On The Fly Saltwater
Article and featured photo by Jimmy Jacobs
The crew from On The Fly South had fished the east end of Grand Bahama Island several times in the past for bonefish. Those ventures had been both with guides and on a do-it-yourself basis. On the other hand, this would be our first time at tackling the bones on the western tip of the isle.
Also, as we landed on the airstrip at Old Bahama Bay Resort and Yacht Harbour after making the short hop aboard their private plane from Stuart, Florida, we were anxious to see how this part of Grand Bahama had fared during Hurricane Dorian. That Category 5 storm had ripped across the island in 2019 leaving in its wake up to 70.000 people homeless, 84 dead and three times that many having simply vanished in the storm.
Signs of Hurricane Dorian’s passing were still evident along the shorelines. Photo by Jimmy Jacobs.
While there were still signs of the devastation, most of the damage had been done on the easterner end. Thus, Old Bahama Bay and the rest of West End had basically recovered.
The next question was how had the bonefishing fared? The power of Dorian had obviously affected the habitat the fish prefer. On the other hand, between the hurricane recovery efforts and the travel restrictions imposed during the Covid-19 pandemic, traveling anglers had been kept away and the bonefish had remained mostly unmolested for two years.
Bonefish Tommy Rolle at the controls. Photo by Jimmy Jacobs.
To find the answer, we headed out with guide Tommy Rolle, better known as Bonefish Tommy, to check out the situation first hand. Tommy, who lives in the village of West End and has been guiding these waters for 35 years is the son of the late, legendary guide Bonefish Folley. Needless to say, he is an excellent resource for targeting the area. For a number of years, he also was the head guide at the Pelican Bay Resort, prior to it being taken over by new management. He now runs his own independent guide service.
Photo by Jimmy Jacobs.
Tommy conveniently picked us up in his skiff on the beach at Old Bahama Bay and headed a bit to the east along the shore. As we cruised, the effect of the storm on the mangroves was obvious. Along the shore many bare stems jutted skyward with no leaves, giving the vista a skeletal look. Still, there were patches of green where the mangroves were beginning to regenerate.
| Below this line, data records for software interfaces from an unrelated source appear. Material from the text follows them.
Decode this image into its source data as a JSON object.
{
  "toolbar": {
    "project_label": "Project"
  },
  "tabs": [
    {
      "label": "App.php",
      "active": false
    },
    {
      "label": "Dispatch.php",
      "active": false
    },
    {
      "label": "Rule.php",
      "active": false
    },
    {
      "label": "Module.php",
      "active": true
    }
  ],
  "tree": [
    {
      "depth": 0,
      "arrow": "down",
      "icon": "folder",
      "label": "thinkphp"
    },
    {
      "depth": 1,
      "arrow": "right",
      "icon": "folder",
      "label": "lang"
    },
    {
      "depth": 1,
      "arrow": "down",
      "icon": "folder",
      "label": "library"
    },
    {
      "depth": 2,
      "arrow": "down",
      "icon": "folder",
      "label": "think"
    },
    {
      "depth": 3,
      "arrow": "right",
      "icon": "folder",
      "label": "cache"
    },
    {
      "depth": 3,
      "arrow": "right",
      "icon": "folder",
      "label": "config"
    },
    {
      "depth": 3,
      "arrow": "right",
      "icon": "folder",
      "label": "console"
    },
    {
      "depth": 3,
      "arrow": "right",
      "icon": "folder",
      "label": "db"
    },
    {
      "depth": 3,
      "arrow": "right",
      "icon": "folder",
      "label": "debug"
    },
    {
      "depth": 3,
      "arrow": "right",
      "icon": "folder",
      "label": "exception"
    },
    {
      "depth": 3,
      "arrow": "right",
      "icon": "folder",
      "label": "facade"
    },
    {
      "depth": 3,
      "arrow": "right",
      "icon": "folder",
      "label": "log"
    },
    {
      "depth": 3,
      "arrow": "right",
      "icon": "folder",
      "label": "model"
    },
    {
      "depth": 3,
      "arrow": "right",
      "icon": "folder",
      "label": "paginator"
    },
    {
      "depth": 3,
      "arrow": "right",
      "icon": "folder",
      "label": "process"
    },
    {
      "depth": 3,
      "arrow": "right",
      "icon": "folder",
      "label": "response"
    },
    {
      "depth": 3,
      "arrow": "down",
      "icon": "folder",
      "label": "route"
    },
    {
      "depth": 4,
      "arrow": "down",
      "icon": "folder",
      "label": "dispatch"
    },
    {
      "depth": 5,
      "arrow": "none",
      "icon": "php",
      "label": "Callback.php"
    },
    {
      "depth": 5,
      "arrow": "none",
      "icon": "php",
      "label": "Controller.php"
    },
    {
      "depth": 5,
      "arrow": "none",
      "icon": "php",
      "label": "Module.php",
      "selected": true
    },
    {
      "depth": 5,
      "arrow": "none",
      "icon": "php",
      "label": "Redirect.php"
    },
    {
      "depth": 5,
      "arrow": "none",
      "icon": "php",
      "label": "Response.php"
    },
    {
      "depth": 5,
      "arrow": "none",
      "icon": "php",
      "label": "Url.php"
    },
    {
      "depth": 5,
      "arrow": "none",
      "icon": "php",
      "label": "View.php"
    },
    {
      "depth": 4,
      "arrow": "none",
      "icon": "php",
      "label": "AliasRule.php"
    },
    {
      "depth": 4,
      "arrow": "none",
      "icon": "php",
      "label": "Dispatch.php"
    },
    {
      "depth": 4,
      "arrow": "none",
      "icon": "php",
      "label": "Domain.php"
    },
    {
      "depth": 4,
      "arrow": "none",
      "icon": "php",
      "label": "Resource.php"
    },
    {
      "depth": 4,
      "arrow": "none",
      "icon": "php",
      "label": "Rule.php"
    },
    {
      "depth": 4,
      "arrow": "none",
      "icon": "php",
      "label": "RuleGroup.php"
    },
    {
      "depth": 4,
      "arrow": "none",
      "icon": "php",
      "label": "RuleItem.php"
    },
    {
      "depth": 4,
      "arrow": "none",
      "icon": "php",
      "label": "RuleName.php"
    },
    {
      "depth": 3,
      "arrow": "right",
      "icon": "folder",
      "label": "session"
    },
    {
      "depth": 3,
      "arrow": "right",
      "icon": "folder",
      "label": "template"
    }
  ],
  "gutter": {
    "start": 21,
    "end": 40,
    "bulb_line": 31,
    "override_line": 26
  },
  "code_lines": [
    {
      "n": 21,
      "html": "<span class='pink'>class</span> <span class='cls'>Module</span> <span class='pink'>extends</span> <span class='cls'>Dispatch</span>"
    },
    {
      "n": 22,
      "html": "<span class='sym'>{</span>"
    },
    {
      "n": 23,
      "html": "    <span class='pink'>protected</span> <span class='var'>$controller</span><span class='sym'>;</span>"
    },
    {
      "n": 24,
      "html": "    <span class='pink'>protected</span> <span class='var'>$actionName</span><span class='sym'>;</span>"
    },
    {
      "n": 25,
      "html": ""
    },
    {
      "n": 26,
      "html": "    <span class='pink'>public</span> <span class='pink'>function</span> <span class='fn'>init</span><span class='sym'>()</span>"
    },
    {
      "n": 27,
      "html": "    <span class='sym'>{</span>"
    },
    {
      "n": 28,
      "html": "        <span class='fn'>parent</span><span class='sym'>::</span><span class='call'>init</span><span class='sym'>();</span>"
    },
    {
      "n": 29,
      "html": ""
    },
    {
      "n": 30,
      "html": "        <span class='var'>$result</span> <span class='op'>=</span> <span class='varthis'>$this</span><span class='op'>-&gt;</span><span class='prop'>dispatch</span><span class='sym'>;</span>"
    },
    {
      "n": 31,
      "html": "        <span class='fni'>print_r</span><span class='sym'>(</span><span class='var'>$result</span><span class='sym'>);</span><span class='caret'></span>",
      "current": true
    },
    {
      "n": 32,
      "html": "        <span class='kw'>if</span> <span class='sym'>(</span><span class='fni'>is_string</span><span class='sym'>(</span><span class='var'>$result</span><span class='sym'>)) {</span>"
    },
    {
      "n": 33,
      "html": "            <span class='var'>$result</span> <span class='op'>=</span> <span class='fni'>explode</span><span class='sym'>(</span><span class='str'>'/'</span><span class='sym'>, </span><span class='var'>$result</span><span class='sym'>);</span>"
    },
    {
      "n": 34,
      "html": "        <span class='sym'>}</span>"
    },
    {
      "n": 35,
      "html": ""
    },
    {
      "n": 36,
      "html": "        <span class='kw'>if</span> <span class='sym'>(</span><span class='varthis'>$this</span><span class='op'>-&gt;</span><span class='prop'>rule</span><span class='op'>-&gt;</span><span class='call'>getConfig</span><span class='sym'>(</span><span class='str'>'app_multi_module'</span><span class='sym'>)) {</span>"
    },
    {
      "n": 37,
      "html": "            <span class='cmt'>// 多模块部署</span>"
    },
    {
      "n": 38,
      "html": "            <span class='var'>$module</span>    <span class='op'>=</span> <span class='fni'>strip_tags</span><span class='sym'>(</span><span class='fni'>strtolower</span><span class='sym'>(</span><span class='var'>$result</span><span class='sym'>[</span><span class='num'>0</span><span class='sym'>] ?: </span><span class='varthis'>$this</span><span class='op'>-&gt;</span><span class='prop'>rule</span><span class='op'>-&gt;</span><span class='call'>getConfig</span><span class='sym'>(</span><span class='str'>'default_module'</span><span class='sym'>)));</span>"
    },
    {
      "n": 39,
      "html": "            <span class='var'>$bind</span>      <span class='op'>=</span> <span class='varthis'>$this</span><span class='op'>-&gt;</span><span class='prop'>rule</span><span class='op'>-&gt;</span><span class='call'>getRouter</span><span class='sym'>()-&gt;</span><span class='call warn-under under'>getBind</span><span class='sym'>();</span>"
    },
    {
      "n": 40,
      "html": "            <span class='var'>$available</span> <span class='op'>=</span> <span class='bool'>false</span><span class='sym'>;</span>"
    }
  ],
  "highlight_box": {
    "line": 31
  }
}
It was along the edges of these mangrove flats that we began our search. These shallows go completely dry on low tide, but as the water flows back in, bonefish cruise the edge, then ride the flow back into the mangroves. It did not take long for us to find some of those fish. The ones we encountered were singles or in small pods.
The fight is on! Photo by Jimmy Jacobs.
Tommy offered some advice, once we spotted the first fish approaching. “Keep in mind wind and the position of the fish. You don’t have a lot of time to cast,” he offered. As is so often the case on the brine, there was a good breeze coming across the water.
Photo by Polly Dean.
His next piece of advice corrected a mistake that anglers all too often make when fishing in shallow water. We get in too much of a hurry to begin the retrieve. “Even if you cast right in front of the bone, let the fly sink,” he explained. “That’s what shrimp and crabs do. They drop down to burrow in the sand.”
Another important tip ran along that same line. “Make long strips, but stop the fly to tease the fish,” Tommy said. “If you use short strips, the fish will swim right by it.” Once the fish sees the fly, nothing changes. “When he comes for it, strip long and make him think the shrimp is escaping. The bones are very aggressive.”
Hooked up to a good bone! Photo by Polly Dean.
Tommy proved to be right on the money. Dropping my Gotcha fly in front of a bonefish near the mangroves, a couple of long strips provoked a strike. When the fish finally came to the gunnel, it was not only my first bone of the day, but proved to be the biggest. Tommy’s seasoned eye placed the fish in the 7- to 8-pound range.
The biggest bonefish of the day. Photo by Polly Dean.
The rest of the day, Associate Editor Polly Dean and I took turns hooking up with a steady stream of bones. All of them provided the excitement of the take, followed by sizzling runs into the backing on our 9-weight rigs.
During one of these battles, Polly was fighting a fish when it managed to get the line around a submerged rock a good 40 yards from the boat and up in some very shallow water. A stiff breeze had now kicked up, so Tommy was on the poling platform holding the skiff in place.
Rather than have her break off and lose the fish, I went over the side to try and free the line. The broken bottom made barefooting impractical, so I wore a pair of Crocs. Keeping the shoes on and staying upright was an adventure, but eventually I waddled out to the rock and did free the line, providing her the chance to bring the fish to the boat.
Seems anytime you are on the flats for bonefish, it can provide a surprise or two.
Bonefish Tommy on the poling platform scanning the water for grey ghosts. Photo by Polly Dean.
To book a day of fishing with Bonefish Tommy Rolle contact him via email at firstname.lastname@example.org. You can reach him by phone at (242) 346-6060 or (242) 646-9504.